“The government only advises people to ‘not go outside’, which I dont think is a real measure to deal with the smog when the air inside is poor as well. The government isn’t doing enough to cut heavy-polluting factories,” Li said.
Other Beijing residents posted complaints on the social microblogging site Weibo. Many said they wanted to leave Beijing and others also criticized the government for inaction.
“The [government] only knows how to report the problem, but doesn’t know how to deal with it … the only [anti-smog] measure is the wind!” one commenter said.
In recent days, pollution readings of 300 to over 500 have been common in the capital, despite commitments from the government to improve the environment.
Beijing and many other northern cities in China are notorious for their winter smog, which is caused by a combination of air pollution and weather conditions.
The US embassy in Beijing recorded a PM2.5 peak of 900 micrograms in January 2013. The prolonged bout of record pollution that year prompted China to pursue more anti-pollution measures.
The Ministry of Environmental Protection has forecast severe pollution for Beijing and other areas of northern China until Wednesday, when strong winds are expected to clear some pollutants.

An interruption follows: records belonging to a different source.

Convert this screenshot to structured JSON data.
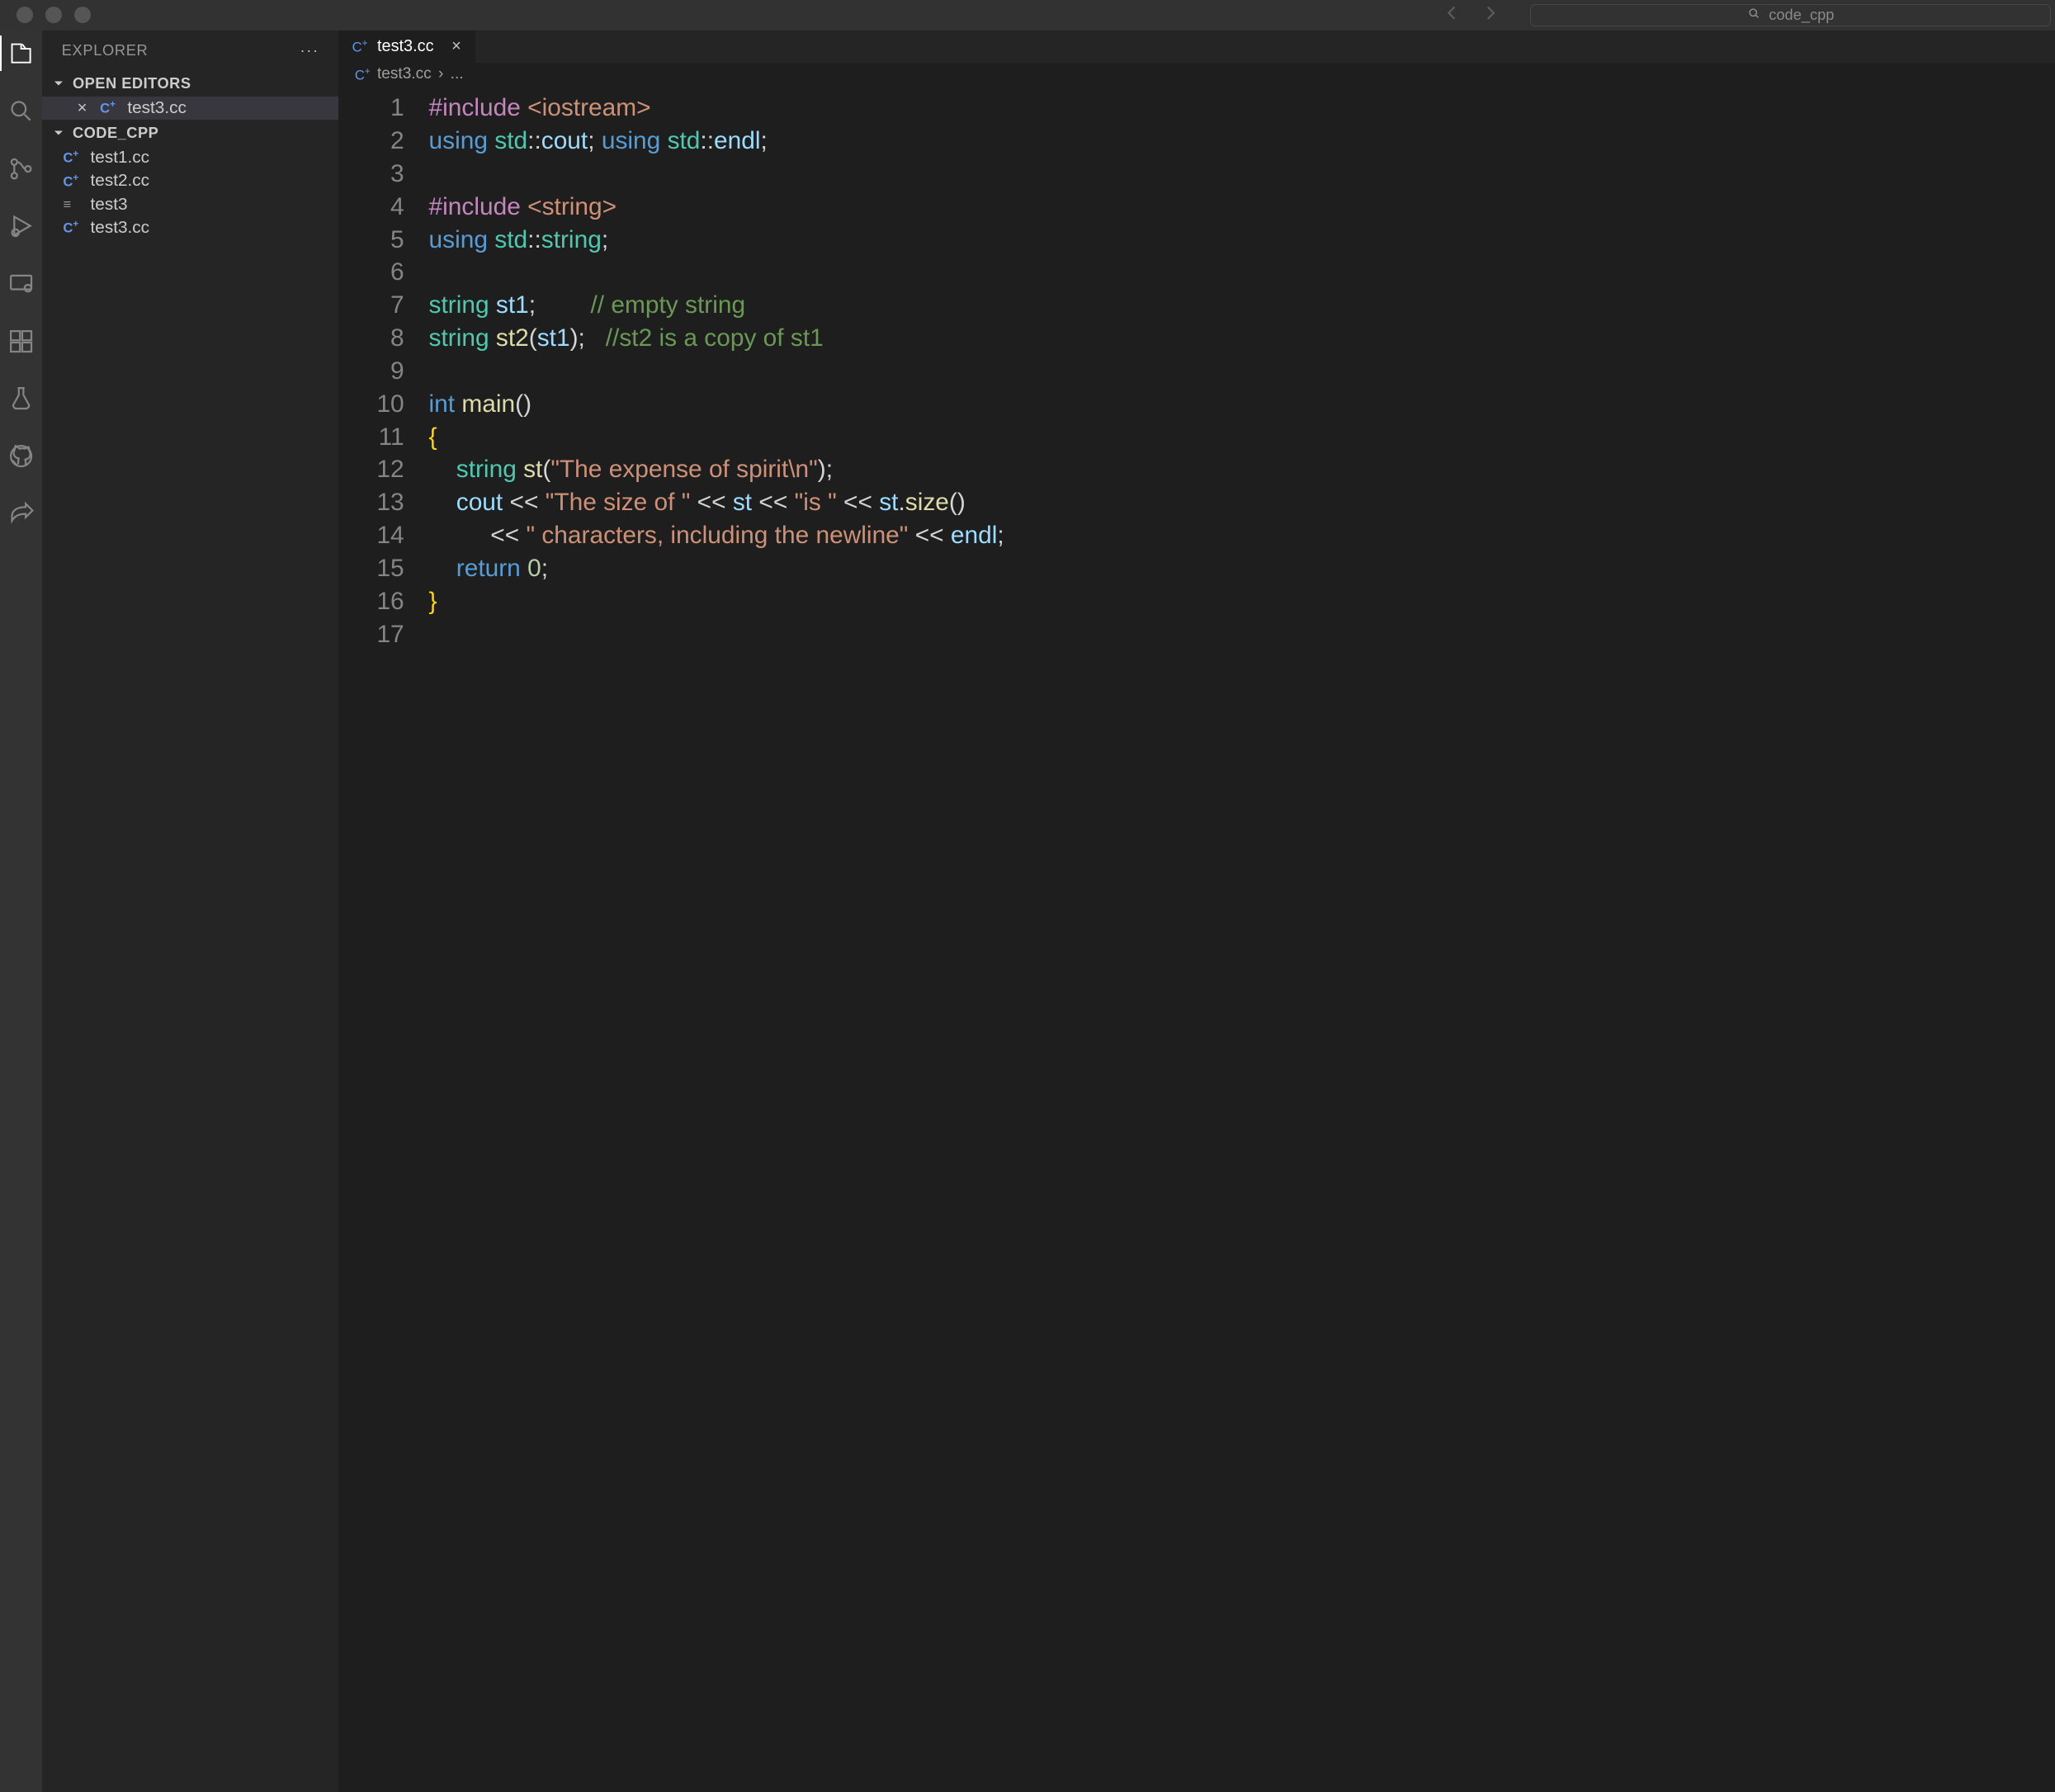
{
  "titlebar": {
    "search_placeholder": "code_cpp"
  },
  "sidebar": {
    "title": "EXPLORER",
    "sections": {
      "open_editors_label": "OPEN EDITORS",
      "workspace_label": "CODE_CPP"
    },
    "open_editors": [
      {
        "name": "test3.cc",
        "icon": "cpp"
      }
    ],
    "files": [
      {
        "name": "test1.cc",
        "icon": "cpp"
      },
      {
        "name": "test2.cc",
        "icon": "cpp"
      },
      {
        "name": "test3",
        "icon": "plain"
      },
      {
        "name": "test3.cc",
        "icon": "cpp"
      }
    ]
  },
  "tabs": {
    "active": {
      "name": "test3.cc",
      "icon": "cpp"
    }
  },
  "breadcrumb": {
    "file": "test3.cc",
    "ellipsis": "..."
  },
  "editor": {
    "lines": [
      {
        "n": 1,
        "tokens": [
          {
            "c": "tk-preproc",
            "t": "#include "
          },
          {
            "c": "tk-str",
            "t": "<iostream>"
          }
        ]
      },
      {
        "n": 2,
        "tokens": [
          {
            "c": "tk-kw",
            "t": "using "
          },
          {
            "c": "tk-ns",
            "t": "std"
          },
          {
            "c": "tk-punc",
            "t": "::"
          },
          {
            "c": "tk-var",
            "t": "cout"
          },
          {
            "c": "tk-punc",
            "t": "; "
          },
          {
            "c": "tk-kw",
            "t": "using "
          },
          {
            "c": "tk-ns",
            "t": "std"
          },
          {
            "c": "tk-punc",
            "t": "::"
          },
          {
            "c": "tk-var",
            "t": "endl"
          },
          {
            "c": "tk-punc",
            "t": ";"
          }
        ]
      },
      {
        "n": 3,
        "tokens": []
      },
      {
        "n": 4,
        "tokens": [
          {
            "c": "tk-preproc",
            "t": "#include "
          },
          {
            "c": "tk-str",
            "t": "<string>"
          }
        ]
      },
      {
        "n": 5,
        "tokens": [
          {
            "c": "tk-kw",
            "t": "using "
          },
          {
            "c": "tk-ns",
            "t": "std"
          },
          {
            "c": "tk-punc",
            "t": "::"
          },
          {
            "c": "tk-type",
            "t": "string"
          },
          {
            "c": "tk-punc",
            "t": ";"
          }
        ]
      },
      {
        "n": 6,
        "tokens": []
      },
      {
        "n": 7,
        "tokens": [
          {
            "c": "tk-type",
            "t": "string "
          },
          {
            "c": "tk-var",
            "t": "st1"
          },
          {
            "c": "tk-punc",
            "t": ";        "
          },
          {
            "c": "tk-comment",
            "t": "// empty string"
          }
        ]
      },
      {
        "n": 8,
        "tokens": [
          {
            "c": "tk-type",
            "t": "string "
          },
          {
            "c": "tk-fn",
            "t": "st2"
          },
          {
            "c": "tk-punc",
            "t": "("
          },
          {
            "c": "tk-var",
            "t": "st1"
          },
          {
            "c": "tk-punc",
            "t": ");   "
          },
          {
            "c": "tk-comment",
            "t": "//st2 is a copy of st1"
          }
        ]
      },
      {
        "n": 9,
        "tokens": []
      },
      {
        "n": 10,
        "tokens": [
          {
            "c": "tk-kw",
            "t": "int "
          },
          {
            "c": "tk-fn",
            "t": "main"
          },
          {
            "c": "tk-punc",
            "t": "()"
          }
        ]
      },
      {
        "n": 11,
        "tokens": [
          {
            "c": "tk-brace",
            "t": "{"
          }
        ]
      },
      {
        "n": 12,
        "tokens": [
          {
            "c": "indent-guide",
            "t": "    "
          },
          {
            "c": "tk-type",
            "t": "string "
          },
          {
            "c": "tk-fn",
            "t": "st"
          },
          {
            "c": "tk-punc",
            "t": "("
          },
          {
            "c": "tk-str",
            "t": "\"The expense of spirit\\n\""
          },
          {
            "c": "tk-punc",
            "t": ");"
          }
        ]
      },
      {
        "n": 13,
        "tokens": [
          {
            "c": "indent-guide",
            "t": "    "
          },
          {
            "c": "tk-var",
            "t": "cout"
          },
          {
            "c": "tk-punc",
            "t": " << "
          },
          {
            "c": "tk-str",
            "t": "\"The size of \""
          },
          {
            "c": "tk-punc",
            "t": " << "
          },
          {
            "c": "tk-var",
            "t": "st"
          },
          {
            "c": "tk-punc",
            "t": " << "
          },
          {
            "c": "tk-str",
            "t": "\"is \""
          },
          {
            "c": "tk-punc",
            "t": " << "
          },
          {
            "c": "tk-var",
            "t": "st"
          },
          {
            "c": "tk-punc",
            "t": "."
          },
          {
            "c": "tk-fn",
            "t": "size"
          },
          {
            "c": "tk-punc",
            "t": "()"
          }
        ]
      },
      {
        "n": 14,
        "tokens": [
          {
            "c": "indent-guide",
            "t": "         "
          },
          {
            "c": "tk-punc",
            "t": "<< "
          },
          {
            "c": "tk-str",
            "t": "\" characters, including the newline\""
          },
          {
            "c": "tk-punc",
            "t": " << "
          },
          {
            "c": "tk-var",
            "t": "endl"
          },
          {
            "c": "tk-punc",
            "t": ";"
          }
        ]
      },
      {
        "n": 15,
        "tokens": [
          {
            "c": "indent-guide",
            "t": "    "
          },
          {
            "c": "tk-kw",
            "t": "return "
          },
          {
            "c": "tk-num",
            "t": "0"
          },
          {
            "c": "tk-punc",
            "t": ";"
          }
        ]
      },
      {
        "n": 16,
        "tokens": [
          {
            "c": "tk-brace",
            "t": "}"
          }
        ]
      },
      {
        "n": 17,
        "tokens": []
      }
    ]
  }
}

More than a quarter million people in China’s biggest cities could have their lives cut short from high levels of air pollution, according to a recent joint study by Peking University and Greenpeace.